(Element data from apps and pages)
********

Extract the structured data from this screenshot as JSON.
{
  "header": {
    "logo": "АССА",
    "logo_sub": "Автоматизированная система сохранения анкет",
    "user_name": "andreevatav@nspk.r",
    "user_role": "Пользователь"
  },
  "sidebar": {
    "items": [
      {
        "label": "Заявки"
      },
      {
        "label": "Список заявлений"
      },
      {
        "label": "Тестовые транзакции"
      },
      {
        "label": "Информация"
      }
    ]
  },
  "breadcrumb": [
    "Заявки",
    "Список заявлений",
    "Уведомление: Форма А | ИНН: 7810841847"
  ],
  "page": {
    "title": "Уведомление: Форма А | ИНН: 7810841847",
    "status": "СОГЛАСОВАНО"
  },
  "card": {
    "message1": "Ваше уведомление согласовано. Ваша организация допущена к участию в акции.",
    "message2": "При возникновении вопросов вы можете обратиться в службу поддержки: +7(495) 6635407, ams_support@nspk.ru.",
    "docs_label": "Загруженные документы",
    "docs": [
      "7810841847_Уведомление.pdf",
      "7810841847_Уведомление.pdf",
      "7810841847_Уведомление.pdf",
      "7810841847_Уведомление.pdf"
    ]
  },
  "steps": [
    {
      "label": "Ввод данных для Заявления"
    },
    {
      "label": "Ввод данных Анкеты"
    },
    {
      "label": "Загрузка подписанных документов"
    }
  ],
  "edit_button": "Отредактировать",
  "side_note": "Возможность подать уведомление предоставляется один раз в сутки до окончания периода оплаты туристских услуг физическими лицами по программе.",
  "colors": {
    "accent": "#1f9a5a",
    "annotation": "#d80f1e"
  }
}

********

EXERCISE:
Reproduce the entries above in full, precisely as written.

OUTPUT:
Extract the structured data from this screenshot as JSON.
{
  "header": {
    "logo": "АССА",
    "logo_sub": "Автоматизированная система сохранения анкет",
    "user_name": "andreevatav@nspk.r",
    "user_role": "Пользователь"
  },
  "sidebar": {
    "items": [
      {
        "label": "Заявки"
      },
      {
        "label": "Список заявлений"
      },
      {
        "label": "Тестовые транзакции"
      },
      {
        "label": "Информация"
      }
    ]
  },
  "breadcrumb": [
    "Заявки",
    "Список заявлений",
    "Уведомление: Форма А | ИНН: 7810841847"
  ],
  "page": {
    "title": "Уведомление: Форма А | ИНН: 7810841847",
    "status": "СОГЛАСОВАНО"
  },
  "card": {
    "message1": "Ваше уведомление согласовано. Ваша организация допущена к участию в акции.",
    "message2": "При возникновении вопросов вы можете обратиться в службу поддержки: +7(495) 6635407, ams_support@nspk.ru.",
    "docs_label": "Загруженные документы",
    "docs": [
      "7810841847_Уведомление.pdf",
      "7810841847_Уведомление.pdf",
      "7810841847_Уведомление.pdf",
      "7810841847_Уведомление.pdf"
    ]
  },
  "steps": [
    {
      "label": "Ввод данных для Заявления"
    },
    {
      "label": "Ввод данных Анкеты"
    },
    {
      "label": "Загрузка подписанных документов"
    }
  ],
  "edit_button": "Отредактировать",
  "side_note": "Возможность подать уведомление предоставляется один раз в сутки до окончания периода оплаты туристских услуг физическими лицами по программе.",
  "colors": {
    "accent": "#1f9a5a",
    "annotation": "#d80f1e"
  }
}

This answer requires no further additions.